Tuesday, April 30, 2013

Springtime in the Rockies

Life in Colorado has unique qualities. After a winter of very little snow overall, spring arrived and we suddenly received 47" of snow. It didn't all pile up because in between storms the temperatures would rebound into the upper 60s and low 70s.

Then we have times like what we are going through yesterday, today, and tomorrow. Yesterday was a hot day in the 80s. Today is a transition day in the 60s. Later is forecast for thunder and rain. By tomorrow we will be shoveling out of 3 to 7 inches of snow. We have four seasons here, but sometimes we have them all in one day.

Last year we were into summer by now and I lost the chance to properly plant those veggies that need cold weather. So this year I made a point of getting out to plant those seeds in March. Then the weather got unusually cold. Some of the seeds have survived, others have not. So I must do a little replanting.

I am planting extra peas this year because the peas rarely make it into the house.
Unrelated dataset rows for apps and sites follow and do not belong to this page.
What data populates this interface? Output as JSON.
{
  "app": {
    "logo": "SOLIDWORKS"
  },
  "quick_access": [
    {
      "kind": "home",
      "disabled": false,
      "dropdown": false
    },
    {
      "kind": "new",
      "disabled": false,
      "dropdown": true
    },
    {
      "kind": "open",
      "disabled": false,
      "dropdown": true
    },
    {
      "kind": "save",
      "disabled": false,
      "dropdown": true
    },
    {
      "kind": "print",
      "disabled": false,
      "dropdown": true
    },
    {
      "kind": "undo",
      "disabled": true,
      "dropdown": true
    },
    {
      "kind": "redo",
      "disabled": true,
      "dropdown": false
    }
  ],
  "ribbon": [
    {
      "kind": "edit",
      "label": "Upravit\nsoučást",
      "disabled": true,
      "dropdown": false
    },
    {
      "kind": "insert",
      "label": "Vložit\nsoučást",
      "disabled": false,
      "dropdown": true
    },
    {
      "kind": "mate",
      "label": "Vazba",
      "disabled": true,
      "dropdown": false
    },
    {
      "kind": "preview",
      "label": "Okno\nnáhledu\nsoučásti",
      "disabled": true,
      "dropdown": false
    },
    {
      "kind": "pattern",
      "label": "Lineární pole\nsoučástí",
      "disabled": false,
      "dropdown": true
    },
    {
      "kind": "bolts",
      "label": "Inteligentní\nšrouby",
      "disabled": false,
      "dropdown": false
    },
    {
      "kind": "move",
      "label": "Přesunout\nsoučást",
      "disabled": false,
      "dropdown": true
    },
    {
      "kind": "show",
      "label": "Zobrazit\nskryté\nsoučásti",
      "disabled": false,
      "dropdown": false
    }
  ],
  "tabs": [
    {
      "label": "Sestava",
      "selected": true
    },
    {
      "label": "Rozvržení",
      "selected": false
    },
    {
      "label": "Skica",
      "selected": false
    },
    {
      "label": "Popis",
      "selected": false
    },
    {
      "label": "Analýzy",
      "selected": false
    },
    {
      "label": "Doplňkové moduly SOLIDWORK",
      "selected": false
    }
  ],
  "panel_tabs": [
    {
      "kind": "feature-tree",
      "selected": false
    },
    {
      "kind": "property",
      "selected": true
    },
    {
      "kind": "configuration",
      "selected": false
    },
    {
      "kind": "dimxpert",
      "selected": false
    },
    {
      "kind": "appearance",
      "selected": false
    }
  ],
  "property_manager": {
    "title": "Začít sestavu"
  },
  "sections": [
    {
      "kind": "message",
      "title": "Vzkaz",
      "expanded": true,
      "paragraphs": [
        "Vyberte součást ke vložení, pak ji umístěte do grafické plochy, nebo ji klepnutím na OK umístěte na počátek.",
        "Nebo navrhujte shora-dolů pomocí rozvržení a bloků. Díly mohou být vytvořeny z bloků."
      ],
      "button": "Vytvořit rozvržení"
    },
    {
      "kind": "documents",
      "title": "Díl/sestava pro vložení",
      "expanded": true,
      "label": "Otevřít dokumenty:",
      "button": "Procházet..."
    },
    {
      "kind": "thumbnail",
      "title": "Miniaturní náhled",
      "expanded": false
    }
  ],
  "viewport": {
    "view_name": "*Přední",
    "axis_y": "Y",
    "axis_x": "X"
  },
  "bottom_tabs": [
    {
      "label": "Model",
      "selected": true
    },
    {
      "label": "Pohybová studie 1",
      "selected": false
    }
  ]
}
I tend to eat them right there in the garden. Many of the strawberries go the same way.

For the last few years my spring planting included many veggies for my mother. She passed away last August, so this year I need to rethink much of what I will grow. I don't care for beets and parsley, so I don't need to grow those this year. I use a lot of onions, so more of my garden space will be given over to them.

I hope that the strawberries and raspberries will be even more plentiful than last year. I discovered the
amazing power of red berries to reduce my blood sugar. I also discovered that they taste so much better than anything I can purchase in the store since they are able to ripen entirely on the vine and become naturally sweet and delicious.

Already I must make plans to thin lettuce, but it will have to wait until after the next snow storm.

After all it is that fickle Springtime in the Rockies.

Monday, April 8, 2013

G -- The Garden Girls

For the first time since I was a toddler, my next door neighbor is a friend of mine. In the intervening
years neighbors mostly seemed to be people who couldn't understand why I didn't want to listen to their music at three in the morning or their loud domestic squabbles in the night.

My current neighbor is a dear and embodies the term neighbor very nicely. We are both writers, which gives us a lot in common, but our bonding has really occurred over gardening. Each spring, after a winter spent indoors and communicating largely by email and Facebook, we renew our friendship as be clean our yards, plant our gardens, and trade seeds.

This is made much easier by the fact that we live in a mobile home park and are therefore very close in proximity with one another unless I am working out in the "north 40," as I call the far northern end of my estate.

While digging and weeding we catch up on family.  We stop and chat with the members of our mobile home community as they walk by. Most of them are also avid, if not rabid, gardeners themselves. Many of our relationships have been built around gardening and urban farming.

As the season progresses we will trade watering when out of town and share food as harvest time comes along. My raspberry patch produces far more than I can eat myself, so I happily share them with my neighbor.

We even chase the deer out of each others' garden. If that's not neighborliness and friendship, I don't know what is.